D.C. Mayor Muriel E. Bowser, middle right, joins city officials as they speak with Edward Perez, a homeless man, during an annual census of persons experiencing homelessness on Jan. 25. City officials say President Trump’s proposed spending plan will mean millions in lost federal assistance to prevent homelessness. (Amanda Voisard/For the Washington Post)

President Trump’s proposed budget would cost D.C.’s government at least $103 million and lead to the loss of roughly 120 public-sector jobs, dealing a blow to affordable housing and other social services in a city where runaway economic growth has bypassed many low-income residents, District officials said Monday.

The estimated loss amounts to about 9.6 percent of the $1.07 billion in non-Medicaid federal funding the District would receive this year — and does not account for cuts to health-care spending that could result from Republicans’ efforts to repeal the Affordable Care Act.

City officials projected the hit to their budget based on the preliminary federal spending plan Trump released Thursday. That budget proposed dramatic reductions in funding for domestic programs and a ramping up of military and homeland security spending.

The effects would be severely felt in Washington, which relies on direct federal funding for 25 percent of its budget. In New York, by contrast, the figure is 9 percent. Cities other than the District also receive a certain amount of indirect federal funding that is funneled through their states.

Trump’s plan to scale back agencies such as the Department of Housing and Urban Development — targeted for a 13 percent spending cut — would dry up a significant portion of the federal grants bestowed on District programs that help the poor, City Administrator Rashad M. Young said.

(Jenny Starrs/The Washington Post)

“We’re looking at a federal budget that’s bleak in its investments in critical programs,” Young said at a news conference Monday. “This budget proposal is inconsistent with our D.C. values.”

Mayor Muriel E. Bowser (D), who did not attend the news conference, issued a statement echoing those concerns.

“By making cuts to programs that support basic needs like housing and health care, this budget will force our city to make tough choices about programs that not only promote growth, but enable us to support our most vulnerable residents,” Bowser said.
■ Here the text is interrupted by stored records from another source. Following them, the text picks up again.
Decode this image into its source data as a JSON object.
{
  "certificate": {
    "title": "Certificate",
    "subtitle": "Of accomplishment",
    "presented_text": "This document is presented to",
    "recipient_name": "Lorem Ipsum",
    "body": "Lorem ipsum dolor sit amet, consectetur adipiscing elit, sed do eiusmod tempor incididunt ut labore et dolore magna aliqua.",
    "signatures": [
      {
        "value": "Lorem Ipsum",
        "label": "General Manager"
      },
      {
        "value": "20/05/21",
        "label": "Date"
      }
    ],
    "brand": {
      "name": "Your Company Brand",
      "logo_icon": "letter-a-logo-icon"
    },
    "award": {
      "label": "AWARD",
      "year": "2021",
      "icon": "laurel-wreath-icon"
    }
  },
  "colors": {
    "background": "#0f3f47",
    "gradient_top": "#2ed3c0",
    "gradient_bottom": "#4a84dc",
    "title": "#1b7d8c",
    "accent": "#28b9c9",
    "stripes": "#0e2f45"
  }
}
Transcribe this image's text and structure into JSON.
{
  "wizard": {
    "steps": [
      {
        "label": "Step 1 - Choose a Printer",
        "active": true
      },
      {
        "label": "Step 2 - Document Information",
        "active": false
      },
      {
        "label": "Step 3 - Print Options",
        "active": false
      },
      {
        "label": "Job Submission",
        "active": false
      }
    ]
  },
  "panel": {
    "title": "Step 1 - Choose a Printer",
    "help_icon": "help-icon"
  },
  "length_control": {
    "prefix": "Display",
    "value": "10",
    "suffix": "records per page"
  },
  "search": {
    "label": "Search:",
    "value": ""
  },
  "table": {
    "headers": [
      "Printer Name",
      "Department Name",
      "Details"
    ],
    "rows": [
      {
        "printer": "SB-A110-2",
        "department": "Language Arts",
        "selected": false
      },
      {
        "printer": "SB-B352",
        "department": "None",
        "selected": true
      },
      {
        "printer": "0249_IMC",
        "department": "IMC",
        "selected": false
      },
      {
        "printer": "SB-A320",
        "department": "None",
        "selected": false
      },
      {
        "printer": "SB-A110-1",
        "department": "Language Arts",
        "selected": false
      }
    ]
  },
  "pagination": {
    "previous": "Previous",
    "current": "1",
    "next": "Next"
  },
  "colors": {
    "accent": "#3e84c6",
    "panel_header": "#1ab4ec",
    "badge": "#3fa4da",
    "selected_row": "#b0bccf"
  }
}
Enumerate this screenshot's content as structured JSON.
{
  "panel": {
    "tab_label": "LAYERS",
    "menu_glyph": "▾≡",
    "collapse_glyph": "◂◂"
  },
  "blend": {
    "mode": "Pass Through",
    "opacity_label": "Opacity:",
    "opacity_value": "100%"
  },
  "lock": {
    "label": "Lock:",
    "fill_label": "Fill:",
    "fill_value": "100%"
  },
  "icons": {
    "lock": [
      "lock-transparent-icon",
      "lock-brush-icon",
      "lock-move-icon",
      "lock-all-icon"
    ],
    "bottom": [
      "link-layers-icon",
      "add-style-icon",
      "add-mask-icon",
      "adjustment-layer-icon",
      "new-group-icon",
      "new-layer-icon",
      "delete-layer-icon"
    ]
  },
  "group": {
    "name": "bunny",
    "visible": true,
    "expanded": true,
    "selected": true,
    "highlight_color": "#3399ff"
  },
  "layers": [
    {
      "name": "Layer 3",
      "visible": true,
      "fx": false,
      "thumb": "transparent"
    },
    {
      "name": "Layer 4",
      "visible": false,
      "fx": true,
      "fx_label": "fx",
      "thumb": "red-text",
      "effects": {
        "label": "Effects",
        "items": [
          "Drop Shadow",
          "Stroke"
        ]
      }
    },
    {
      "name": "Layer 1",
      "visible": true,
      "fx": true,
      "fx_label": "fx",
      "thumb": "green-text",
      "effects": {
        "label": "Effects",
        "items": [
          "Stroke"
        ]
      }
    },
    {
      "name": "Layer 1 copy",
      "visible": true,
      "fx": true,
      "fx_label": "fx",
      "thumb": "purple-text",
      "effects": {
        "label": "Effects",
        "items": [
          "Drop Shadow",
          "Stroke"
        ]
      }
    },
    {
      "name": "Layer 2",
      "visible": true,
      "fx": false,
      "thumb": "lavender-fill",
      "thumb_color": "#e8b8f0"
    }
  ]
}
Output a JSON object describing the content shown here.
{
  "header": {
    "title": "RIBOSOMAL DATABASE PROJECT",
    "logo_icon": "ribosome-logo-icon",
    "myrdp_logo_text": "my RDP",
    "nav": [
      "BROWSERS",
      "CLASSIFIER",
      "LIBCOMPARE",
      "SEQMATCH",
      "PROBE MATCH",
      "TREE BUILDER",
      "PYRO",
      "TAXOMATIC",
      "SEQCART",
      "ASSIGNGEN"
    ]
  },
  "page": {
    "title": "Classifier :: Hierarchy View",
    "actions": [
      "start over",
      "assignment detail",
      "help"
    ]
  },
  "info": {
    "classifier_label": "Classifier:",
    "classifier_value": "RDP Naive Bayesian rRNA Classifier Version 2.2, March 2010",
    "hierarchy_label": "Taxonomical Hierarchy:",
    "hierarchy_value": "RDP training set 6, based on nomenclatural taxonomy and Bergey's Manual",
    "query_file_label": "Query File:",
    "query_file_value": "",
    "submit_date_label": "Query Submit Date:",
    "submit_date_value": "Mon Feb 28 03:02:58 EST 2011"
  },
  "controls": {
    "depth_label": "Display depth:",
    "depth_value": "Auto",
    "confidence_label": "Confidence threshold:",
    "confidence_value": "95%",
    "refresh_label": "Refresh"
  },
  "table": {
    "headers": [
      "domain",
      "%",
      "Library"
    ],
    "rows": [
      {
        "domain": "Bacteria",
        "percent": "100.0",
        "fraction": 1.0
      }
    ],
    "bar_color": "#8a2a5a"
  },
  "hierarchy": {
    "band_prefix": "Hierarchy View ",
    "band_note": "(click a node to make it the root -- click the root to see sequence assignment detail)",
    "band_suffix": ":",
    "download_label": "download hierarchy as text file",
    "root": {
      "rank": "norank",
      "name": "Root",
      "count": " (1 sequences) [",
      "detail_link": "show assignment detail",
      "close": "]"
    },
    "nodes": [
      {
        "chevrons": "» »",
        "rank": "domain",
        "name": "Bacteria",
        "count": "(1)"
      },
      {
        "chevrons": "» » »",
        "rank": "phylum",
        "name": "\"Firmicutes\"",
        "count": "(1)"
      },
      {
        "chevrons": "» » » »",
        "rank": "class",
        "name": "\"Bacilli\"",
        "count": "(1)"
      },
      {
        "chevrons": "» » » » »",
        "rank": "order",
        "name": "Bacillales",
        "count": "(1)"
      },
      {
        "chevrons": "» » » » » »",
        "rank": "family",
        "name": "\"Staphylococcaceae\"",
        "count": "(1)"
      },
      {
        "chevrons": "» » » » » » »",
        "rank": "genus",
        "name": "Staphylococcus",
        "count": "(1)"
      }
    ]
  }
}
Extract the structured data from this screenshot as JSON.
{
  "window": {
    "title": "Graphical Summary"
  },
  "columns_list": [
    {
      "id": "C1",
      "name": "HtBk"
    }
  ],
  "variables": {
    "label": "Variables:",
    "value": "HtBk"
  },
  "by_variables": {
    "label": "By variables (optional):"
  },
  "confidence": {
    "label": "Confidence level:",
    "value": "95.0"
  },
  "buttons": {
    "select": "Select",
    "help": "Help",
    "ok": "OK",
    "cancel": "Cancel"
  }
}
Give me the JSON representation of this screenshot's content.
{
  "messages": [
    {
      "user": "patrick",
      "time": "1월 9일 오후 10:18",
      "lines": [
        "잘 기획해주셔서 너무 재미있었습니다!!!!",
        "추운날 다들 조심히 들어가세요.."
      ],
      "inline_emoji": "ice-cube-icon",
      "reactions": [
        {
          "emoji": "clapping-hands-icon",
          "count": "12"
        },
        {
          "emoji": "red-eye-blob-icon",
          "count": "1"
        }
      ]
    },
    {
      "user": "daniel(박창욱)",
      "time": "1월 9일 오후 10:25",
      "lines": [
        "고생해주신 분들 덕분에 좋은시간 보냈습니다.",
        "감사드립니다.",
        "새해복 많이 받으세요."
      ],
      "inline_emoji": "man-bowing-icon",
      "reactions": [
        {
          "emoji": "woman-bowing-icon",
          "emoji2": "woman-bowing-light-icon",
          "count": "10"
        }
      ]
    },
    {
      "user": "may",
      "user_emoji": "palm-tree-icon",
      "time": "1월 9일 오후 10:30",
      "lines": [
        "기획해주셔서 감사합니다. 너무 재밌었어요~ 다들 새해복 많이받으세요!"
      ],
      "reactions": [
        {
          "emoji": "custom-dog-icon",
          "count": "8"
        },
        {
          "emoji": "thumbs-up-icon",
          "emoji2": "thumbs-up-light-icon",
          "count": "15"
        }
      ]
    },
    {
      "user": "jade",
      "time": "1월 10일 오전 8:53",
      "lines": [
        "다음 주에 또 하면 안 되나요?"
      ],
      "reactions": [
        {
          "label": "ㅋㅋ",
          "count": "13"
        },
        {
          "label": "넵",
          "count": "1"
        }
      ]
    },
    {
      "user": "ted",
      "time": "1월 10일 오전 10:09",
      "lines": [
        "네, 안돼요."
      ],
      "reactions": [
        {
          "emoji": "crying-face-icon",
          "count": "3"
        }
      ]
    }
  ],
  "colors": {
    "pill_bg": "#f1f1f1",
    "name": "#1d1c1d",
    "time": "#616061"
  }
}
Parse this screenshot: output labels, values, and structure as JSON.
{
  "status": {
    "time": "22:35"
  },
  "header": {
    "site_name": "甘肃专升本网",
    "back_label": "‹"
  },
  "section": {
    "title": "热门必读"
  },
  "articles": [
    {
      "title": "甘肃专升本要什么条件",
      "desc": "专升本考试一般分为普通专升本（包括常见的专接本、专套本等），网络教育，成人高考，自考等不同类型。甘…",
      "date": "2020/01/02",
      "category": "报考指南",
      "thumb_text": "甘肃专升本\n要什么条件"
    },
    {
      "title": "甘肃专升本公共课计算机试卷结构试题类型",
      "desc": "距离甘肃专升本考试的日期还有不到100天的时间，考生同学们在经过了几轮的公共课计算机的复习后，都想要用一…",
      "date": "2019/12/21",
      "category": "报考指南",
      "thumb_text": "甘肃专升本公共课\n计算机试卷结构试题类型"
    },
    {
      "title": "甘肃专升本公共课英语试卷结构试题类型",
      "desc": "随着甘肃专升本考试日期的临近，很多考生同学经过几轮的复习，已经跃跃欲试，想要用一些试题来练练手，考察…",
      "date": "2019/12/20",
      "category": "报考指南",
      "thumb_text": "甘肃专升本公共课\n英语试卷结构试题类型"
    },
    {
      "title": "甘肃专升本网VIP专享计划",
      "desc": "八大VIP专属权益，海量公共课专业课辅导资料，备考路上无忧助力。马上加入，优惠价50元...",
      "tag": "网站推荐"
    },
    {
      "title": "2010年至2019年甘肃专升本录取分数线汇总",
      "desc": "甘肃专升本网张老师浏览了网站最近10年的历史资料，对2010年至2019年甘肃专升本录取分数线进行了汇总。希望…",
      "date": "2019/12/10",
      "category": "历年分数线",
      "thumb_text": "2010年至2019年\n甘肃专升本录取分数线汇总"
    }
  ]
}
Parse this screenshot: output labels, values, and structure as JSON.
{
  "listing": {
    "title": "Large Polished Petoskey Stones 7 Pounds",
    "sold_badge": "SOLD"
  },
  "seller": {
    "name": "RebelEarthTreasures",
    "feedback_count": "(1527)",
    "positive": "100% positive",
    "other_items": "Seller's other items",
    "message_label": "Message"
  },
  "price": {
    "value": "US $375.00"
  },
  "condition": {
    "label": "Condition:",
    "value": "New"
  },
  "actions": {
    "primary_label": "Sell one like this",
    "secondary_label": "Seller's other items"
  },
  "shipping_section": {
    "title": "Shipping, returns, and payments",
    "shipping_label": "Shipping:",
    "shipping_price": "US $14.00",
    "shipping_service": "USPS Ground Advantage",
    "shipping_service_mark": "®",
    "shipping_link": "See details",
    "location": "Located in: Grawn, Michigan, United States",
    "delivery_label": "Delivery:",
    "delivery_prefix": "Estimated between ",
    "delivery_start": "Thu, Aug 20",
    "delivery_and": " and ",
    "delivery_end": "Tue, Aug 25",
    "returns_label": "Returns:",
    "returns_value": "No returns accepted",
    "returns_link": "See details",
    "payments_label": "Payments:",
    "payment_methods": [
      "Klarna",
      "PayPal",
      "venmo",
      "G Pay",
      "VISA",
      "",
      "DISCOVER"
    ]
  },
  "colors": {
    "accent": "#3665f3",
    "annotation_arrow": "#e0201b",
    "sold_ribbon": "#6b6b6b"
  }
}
It remains unclear how much of the White House’s proposal will become reality. Congress must approve the president’s spending plan in the coming months, and some members of his own party are already balking.

Young said city officials will be unable to calculate the losses to some programs until the president releases a more detailed budget in May. He said the city also has yet to estimate how much of the District’s $2.19 billion in annual Medicaid funding could be at stake if Medicaid is rolled back as part of a GOP health-care overhaul.

Among the hardest-hit D.C. programs would be those that promote affordable housing and offer assistance to low-income residents. Housing programs would lose out on about $17 million in funding, Young said, while nonprofit groups that provide social services and counseling to about 60,000 District residents stand to lose $10.5 million.

The Low Income Home Energy Assistance Program (LIHEAP), a popular national program that subsidizes heating and cooling costs for the poor, could lose $10 million. About 22,000 D.C. residents each year receive help through LIHEAP, Young said.

Public-safety programs could also be at risk, Young said, including a federal grant that pays the salaries of about 45 police officers out of the 3,800-member force.

Bowser aides said the mayor plans to meet with Office of Management and Budget Director Mick Mulvaney to discuss her concerns about the preliminary budget proposal.

Since last week, city and state officials across the country have been warily sizing up the threat to their local budgets from the proposed cuts to domestic programs.

Iris Lav, a senior fellow at the Center on Budget and Policy Priorities, said many states would have trouble finding the money to restore the social services that would be slashed if Congress passes Trump’s budget.

“It hits a lot of low-income programs. It hits things that help students, and a lot of things that help seniors and people with disabilities,” Lav said. “It’s pretty difficult for any jurisdiction to replace the kind of money they’re talking about.”

Unlike many cities and states across the country, the District is in a strong financial position. Last month, city officials reported nearly $1.17 billion in reserve funds, the result of years of booming tax revenue.

But Young said Monday that the excess money was intended for emergencies or one-time expenditures and should not be used to plug permanent holes in the city’s budget of the kind that would be opened by the president’s spending proposal.

“The reserve isn’t designed, nor should it be used, to pay ongoing operating expenses of the government,” Young said. “If we start taking the reserves to pay for things that the federal government should be doing, then we’re going to be on a slippery slope in terms of our financial stability.”